Under existing regulations, the managers of defined contribution plans “are obligated to specifically justify any allocation made to an investment that is not traded on public markets.” This obligation has had a chilling effect, and the APPG suggests that it be reconsidered.
In 2012 the UK moved to a system of automatic enrollment, under which eligible workers are enrolled in their employers’ pension funds unless they actively opt out. This change invoked what some have called “the power of inertia” to raise the numbers. It worked. By 2013, the percentage of the workforce participating in pensions had doubled, reaching 66%.
In further testimony to inertia, the paper tells us, the vast majority of workers keep their contributions in their employers’ default fund.
As a retiree comes closer to retirement, the default funds typically transfer capital from riskier to safer assets: which means, generally, away from equity, toward bonds and cash.
The Horizon of Alternatives
There are two main respects in which alternative investments could assist defined contribution schemes, including the default funds: diversification and access to the illiquidity premium. Typically, the plans now are run on 60/40 lines, where the 60% represents public equity and the 40% represents bonds. Less than 5% of the defined contribution managed assets in the UK are anything other than equities, bonds, or cash. This is much smaller than the analogous number in other jurisdictions. And it may not represent an adequate level of diversification.
Return on both bonds and equities could be lower in the UK in the coming years than the pensioners expect.
The paper’s authors accordingly tour the horizon of alternatives. They see private equity as a way of avoiding the principal/agent problem that can arise when pension funds invest in public equity. The interests of a public corporation’s managers don’t necessarily align with the interests of the pensioners who have an interest in their performance, and there is no easy way to make them align: contested directors’ elections, for example, are expensive and the outcome is always unreliable. However, with private equity, the fund manager owns the corporation outright.
The authors of the APPG paper see private credit, or non-bank lending, as a way of deriving “new sources of return by providing financing to underserved segments of the economy.”
Private credit looks for the most part to the mid-sized enterprises, which are too small for either equity listings or access to the public bond markets.
Hedge fund managers, in the paper’s brief description, are fund managers who pursue absolute returns, freeing themselves from the benchmark indexes that define traditional investment managers.
Each of these three, and other alternatives can offer something very valuable to pension schemes and the pensioners: low correlation with public equities and bonds. Relatedly: “our evidence sessions made plain that, contrary to public perception, alternative investment managers are not inherently ‘riskier’ than traditional assets.”

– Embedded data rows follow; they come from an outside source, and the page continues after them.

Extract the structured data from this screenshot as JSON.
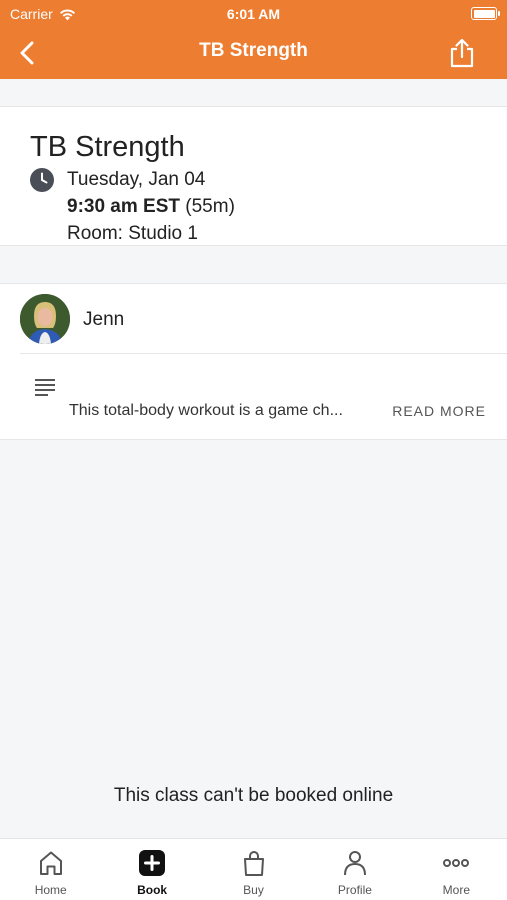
{
  "status_bar": {
    "carrier": "Carrier",
    "time": "6:01 AM"
  },
  "nav": {
    "title": "TB Strength"
  },
  "class_info": {
    "name": "TB Strength",
    "date": "Tuesday, Jan 04",
    "time": "9:30 am EST",
    "duration": "(55m)",
    "room": "Room: Studio 1"
  },
  "staff": {
    "name": "Jenn"
  },
  "description": {
    "text": "This total-body workout is a game ch...",
    "read_more": "READ MORE"
  },
  "booking_note": "This class can't be booked online",
  "tabs": [
    {
      "label": "Home",
      "icon": "home-icon"
    },
    {
      "label": "Book",
      "icon": "plus-square-icon",
      "active": true
    },
    {
      "label": "Buy",
      "icon": "shopping-bag-icon"
    },
    {
      "label": "Profile",
      "icon": "person-icon"
    },
    {
      "label": "More",
      "icon": "more-dots-icon"
    }
  ],
  "colors": {
    "accent": "#ed7d31",
    "background": "#f5f6f8",
    "card": "#ffffff"
  }
}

A Premium and a Conclusion
The paper also discusses the matter of the illiquidity premium, described as “one way that alternative investments can deliver superior returns.” Since pension schemes have long horizons, they positioned to take advantage of this phenomenon.

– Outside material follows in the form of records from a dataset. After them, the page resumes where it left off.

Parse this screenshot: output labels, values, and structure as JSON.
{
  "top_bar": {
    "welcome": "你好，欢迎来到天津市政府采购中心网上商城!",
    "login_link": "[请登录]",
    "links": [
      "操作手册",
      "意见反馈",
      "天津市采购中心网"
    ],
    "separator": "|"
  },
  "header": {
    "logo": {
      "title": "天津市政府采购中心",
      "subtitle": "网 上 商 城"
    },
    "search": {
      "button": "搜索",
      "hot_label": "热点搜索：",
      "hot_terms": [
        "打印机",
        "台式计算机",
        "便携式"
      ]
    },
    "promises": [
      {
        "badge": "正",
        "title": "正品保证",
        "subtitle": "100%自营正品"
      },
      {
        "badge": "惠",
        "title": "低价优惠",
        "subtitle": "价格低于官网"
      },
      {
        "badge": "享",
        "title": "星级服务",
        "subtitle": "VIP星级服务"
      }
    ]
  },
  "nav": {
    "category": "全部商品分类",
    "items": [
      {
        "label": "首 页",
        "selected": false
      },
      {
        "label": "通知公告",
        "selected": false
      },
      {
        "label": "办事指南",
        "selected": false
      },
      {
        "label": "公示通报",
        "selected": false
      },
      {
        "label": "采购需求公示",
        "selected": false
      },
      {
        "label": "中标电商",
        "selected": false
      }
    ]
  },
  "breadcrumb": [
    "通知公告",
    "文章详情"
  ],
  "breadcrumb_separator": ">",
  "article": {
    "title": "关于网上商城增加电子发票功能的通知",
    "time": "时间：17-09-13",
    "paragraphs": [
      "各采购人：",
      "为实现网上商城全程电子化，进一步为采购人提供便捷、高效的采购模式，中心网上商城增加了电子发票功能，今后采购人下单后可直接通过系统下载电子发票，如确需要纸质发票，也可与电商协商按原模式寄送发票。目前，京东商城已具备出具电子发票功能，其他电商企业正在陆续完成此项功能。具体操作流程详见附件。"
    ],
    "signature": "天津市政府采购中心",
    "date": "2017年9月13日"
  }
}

Also important from a public policy point of view: “Increased allocations to illiquid assets by pension funds would not just potentially benefit their beneficiaries: it could also theoretically increase the amount of long-term ‘patient capital’ invested in the broader UK economy. Many infrastructure projects, for instance, require years—or even decades—of steady investment, which can be difficult to source from conventional investors.”

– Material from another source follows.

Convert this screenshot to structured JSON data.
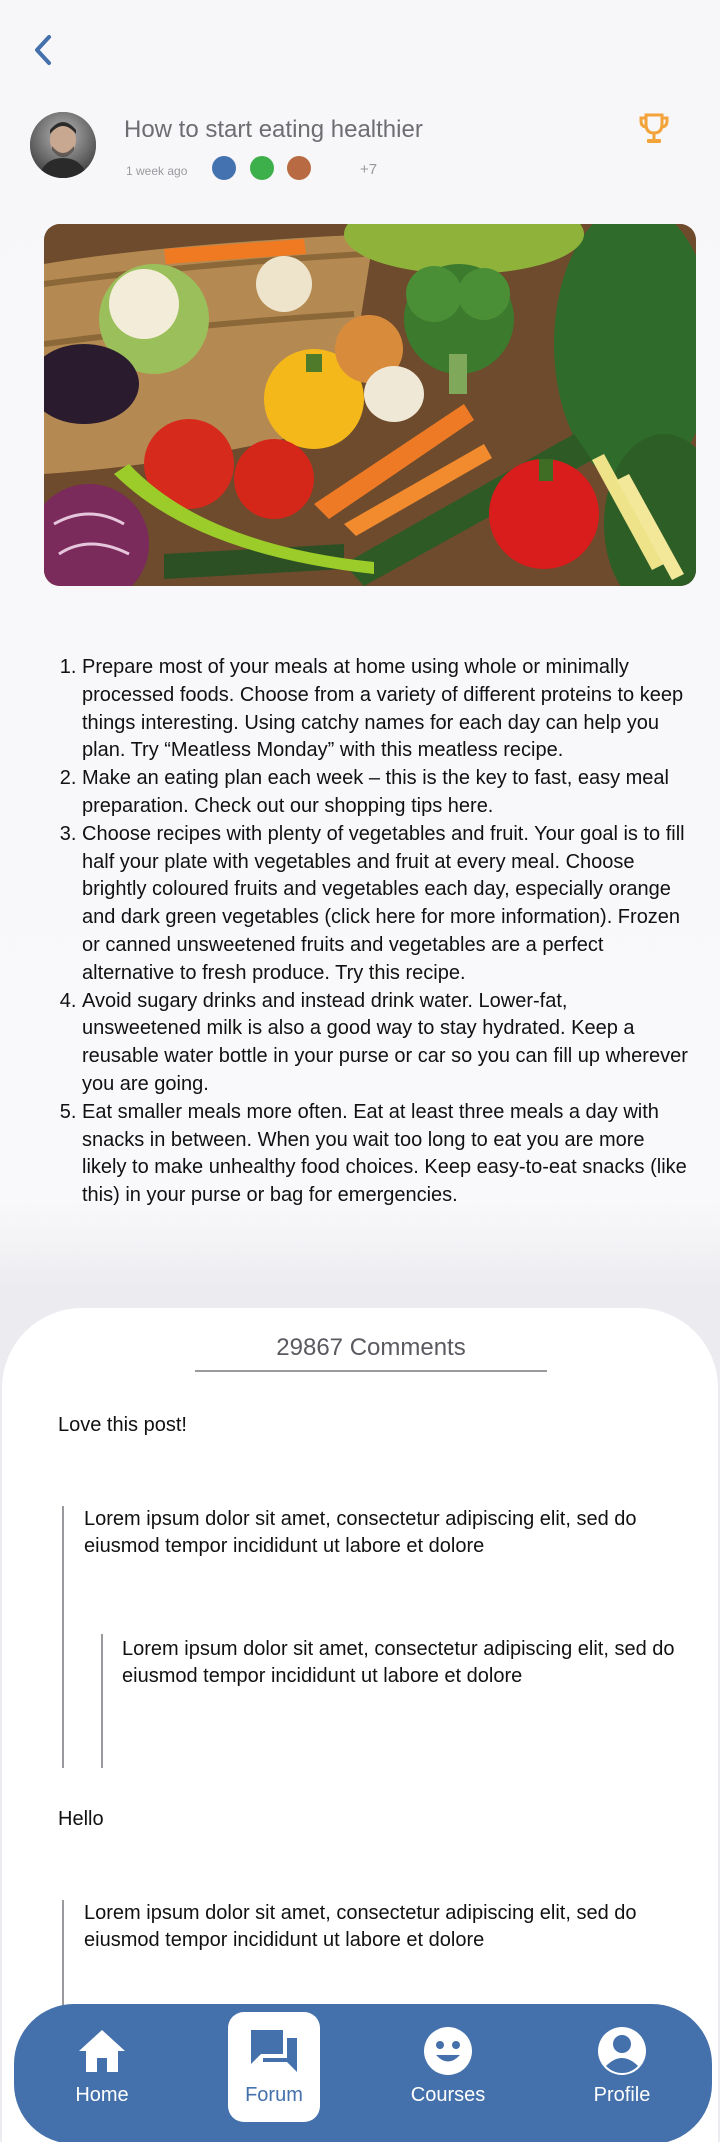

In sum, the report concludes: “Given that the goal of DC pension schemes is the maximization of a beneficiary’s outcomes, it seems logical that such schemes should allocate to investments that offer the chance of superior returns.”